Does Genetics Determine A Child’s Weight?
Does Our DNA Dictate Weight?
While genetics can influence the potential for weight gain in your offspring, it’s essential to remember that genes are not the only weight determinant. Armed with knowledge, you have the capability to guide your family’s health journey.
Genetic Influences on Weight: What We Know
Numerous genes have been identified by scientists that might lead to weight gain. However, it’s the interplay between these genes and environmental factors that activates them. Think of it like this: you might have the genes to be an excellent athlete, but without the right training and environment, you might never reach that potential. Similarly, those with genes predisposing them to obesity might only gain weight under specific conditions.
Genes linked to obesity might:
- Promote increased food consumption.
- Suppress feelings of satiety.
- Lessens one’s control over food intake.
- Influence the storage of body fat.
Certain genetic conditions can directly lead to obesity. While these conditions are rare, they offer valuable insights into potential genes, hormones, and treatments associated with weight gain.
Tips to Prevent Childhood Obesity
Even if your child has a genetic tendency to gain weight, remember that you can still influence their path. Focus on what you can control and adapt to your environment.
Here are some actionable tips:
1. Stay Active:
Encourage outside activity, which is possible all year long in Florida. There are many indoor sports and hobbies that are active as well. The most important thing is to limit screen time and sedentary activities.
2. Adopt Healthy Eating Habits:
Processed and carb-rich foods are tempting and affordable. However, you can ensure fruits and vegetables are part of every meal. Maintaining meal structures, like specific meal times, can help with disciplined eating. Embrace the Division of Responsibility in Feeding: parents decide what, when, and where the kids eat; kids decide how much they’ll eat from the options given.
3. Occasional Treats:
Occasionally indulge in treats, like a slice of birthday cake or ice cream, on certain days. This helps in teaching moderation and reduces constant cravings.
4. Consistent Routines:
Regular routines for meals, studying, and sleeping provide a foundation. Even if there are disruptions, find ways to maintain some semblance of the routine.
If something doesn’t seem right or isn’t effective, don’t view it as a failure. Instead, see it as a learning opportunity. Ask if the chosen activity was right or if there’s an underlying issue to address.
Understanding the Genetic Component
Every individual inherits a combination of genes from both parents. These genes can determine various physical characteristics, including height, hair color, and potentially, weight tendencies. However, it’s essential to recognize that genes only layout possibilities and not certainties.
Guiding My Child Towards a Healthy Weight
As parents, it’s natural for us to feel concerned about our children’s futures. We want to give them the best possible outlook for their health and prosperity. It’s especially worrisome when we notice them grappling with challenges with weight issues or health issues such as diabetes.
However, it’s crucial to understand that while our genetic code can influence certain predispositions, it’s just a part of the broader picture.

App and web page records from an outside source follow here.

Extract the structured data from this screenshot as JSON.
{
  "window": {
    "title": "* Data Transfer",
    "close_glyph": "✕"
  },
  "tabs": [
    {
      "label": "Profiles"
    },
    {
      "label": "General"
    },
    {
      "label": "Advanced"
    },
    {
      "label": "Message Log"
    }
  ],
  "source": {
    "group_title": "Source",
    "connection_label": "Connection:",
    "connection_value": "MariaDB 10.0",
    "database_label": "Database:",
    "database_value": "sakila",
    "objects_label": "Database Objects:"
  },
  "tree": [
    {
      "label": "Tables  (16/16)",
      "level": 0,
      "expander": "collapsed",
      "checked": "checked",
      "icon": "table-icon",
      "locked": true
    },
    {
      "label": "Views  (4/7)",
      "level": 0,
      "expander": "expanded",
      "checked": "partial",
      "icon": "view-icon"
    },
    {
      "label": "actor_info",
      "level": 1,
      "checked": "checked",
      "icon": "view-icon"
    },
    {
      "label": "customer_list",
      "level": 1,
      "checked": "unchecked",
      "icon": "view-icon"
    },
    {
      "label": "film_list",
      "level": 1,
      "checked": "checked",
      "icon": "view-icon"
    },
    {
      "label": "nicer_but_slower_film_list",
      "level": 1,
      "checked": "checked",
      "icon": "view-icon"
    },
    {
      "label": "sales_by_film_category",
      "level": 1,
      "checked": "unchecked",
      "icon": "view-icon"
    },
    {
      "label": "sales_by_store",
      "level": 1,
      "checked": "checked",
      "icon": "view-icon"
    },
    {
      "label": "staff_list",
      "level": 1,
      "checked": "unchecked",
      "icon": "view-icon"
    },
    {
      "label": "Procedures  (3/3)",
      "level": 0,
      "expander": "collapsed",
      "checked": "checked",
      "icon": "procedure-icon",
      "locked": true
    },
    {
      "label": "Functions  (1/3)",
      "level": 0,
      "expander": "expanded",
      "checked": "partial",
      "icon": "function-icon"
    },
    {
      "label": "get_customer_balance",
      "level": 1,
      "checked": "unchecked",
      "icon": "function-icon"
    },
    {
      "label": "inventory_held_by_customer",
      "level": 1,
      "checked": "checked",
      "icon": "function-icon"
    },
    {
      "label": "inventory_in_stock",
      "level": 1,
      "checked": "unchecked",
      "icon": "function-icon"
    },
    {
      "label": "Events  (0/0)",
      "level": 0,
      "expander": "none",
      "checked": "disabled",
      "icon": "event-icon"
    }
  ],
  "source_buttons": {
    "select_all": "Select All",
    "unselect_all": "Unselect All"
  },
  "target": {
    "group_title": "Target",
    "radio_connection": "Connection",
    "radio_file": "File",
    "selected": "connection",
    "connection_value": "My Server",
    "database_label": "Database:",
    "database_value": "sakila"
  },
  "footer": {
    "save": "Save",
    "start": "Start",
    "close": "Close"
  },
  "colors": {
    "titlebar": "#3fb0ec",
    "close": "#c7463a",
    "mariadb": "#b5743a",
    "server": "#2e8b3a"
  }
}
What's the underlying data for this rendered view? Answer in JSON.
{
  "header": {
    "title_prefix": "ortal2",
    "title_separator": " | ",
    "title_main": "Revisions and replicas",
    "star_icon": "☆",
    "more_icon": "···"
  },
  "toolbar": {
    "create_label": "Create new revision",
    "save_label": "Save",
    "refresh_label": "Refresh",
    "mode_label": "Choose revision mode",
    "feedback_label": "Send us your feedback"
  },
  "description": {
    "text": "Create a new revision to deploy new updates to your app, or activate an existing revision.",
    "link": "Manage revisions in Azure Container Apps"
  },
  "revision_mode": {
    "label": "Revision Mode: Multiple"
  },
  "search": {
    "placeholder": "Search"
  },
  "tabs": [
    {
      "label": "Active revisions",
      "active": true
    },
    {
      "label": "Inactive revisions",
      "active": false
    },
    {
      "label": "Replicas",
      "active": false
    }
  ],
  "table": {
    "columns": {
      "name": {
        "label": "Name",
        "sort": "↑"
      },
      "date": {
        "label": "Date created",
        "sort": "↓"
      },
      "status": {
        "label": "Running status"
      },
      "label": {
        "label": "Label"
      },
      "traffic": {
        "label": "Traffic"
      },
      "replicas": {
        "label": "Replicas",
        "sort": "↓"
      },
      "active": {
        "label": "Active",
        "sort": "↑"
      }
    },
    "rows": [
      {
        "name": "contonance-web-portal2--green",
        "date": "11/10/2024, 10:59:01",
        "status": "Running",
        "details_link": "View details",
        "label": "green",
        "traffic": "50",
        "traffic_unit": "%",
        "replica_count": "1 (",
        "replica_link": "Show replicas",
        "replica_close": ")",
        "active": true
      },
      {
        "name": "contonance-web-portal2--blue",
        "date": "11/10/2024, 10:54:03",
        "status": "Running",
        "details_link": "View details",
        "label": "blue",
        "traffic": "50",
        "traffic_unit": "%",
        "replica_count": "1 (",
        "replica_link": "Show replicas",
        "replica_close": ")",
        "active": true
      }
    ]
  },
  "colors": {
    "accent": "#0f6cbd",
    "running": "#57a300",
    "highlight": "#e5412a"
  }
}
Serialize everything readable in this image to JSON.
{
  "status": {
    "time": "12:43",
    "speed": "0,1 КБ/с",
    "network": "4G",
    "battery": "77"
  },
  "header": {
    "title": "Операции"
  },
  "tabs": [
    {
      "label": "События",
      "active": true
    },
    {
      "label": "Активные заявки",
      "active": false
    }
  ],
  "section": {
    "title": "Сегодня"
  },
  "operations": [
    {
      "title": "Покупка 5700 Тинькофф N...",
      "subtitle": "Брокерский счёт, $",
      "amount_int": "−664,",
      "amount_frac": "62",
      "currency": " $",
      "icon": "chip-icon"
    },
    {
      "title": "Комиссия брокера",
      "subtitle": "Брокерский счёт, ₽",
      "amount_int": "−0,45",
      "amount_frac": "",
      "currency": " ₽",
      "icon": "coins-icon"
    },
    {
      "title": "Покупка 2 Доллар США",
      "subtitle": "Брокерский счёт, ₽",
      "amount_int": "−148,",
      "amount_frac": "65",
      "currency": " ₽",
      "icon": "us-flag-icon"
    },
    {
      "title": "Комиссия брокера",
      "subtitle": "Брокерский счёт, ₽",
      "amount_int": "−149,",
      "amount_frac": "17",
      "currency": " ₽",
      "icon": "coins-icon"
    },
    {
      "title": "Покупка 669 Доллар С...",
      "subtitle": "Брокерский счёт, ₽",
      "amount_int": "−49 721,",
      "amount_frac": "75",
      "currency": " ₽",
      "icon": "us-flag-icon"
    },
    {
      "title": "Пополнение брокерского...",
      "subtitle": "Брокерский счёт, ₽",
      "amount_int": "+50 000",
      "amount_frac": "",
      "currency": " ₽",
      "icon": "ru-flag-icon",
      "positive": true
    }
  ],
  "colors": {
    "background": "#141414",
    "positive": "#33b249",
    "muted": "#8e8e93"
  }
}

Emphasizing controllable factors and making small but impactful adjustments can set off a chain reaction. A minor shift today can potentially enhance the quality of life for your child and even echo its benefits to future generations. The key is to initiate the change, and the best time to do so is now.
FAQs about Environment and Weight
FAQs about Lifestyle Choices
Remember, every child is unique, and understanding their needs, both genetic and environmental, is the key to fostering a healthy life.
Guiding Your Child’s Health Journey
Parents naturally worry about the challenges their children might encounter, often reflecting on their own past experiences. While genetics do influence certain aspects, they don’t write the entire narrative. By concentrating on modifiable factors and initiating minor yet significant shifts, you can pave a way that not only affects your child’s life but also the lives of generations to come.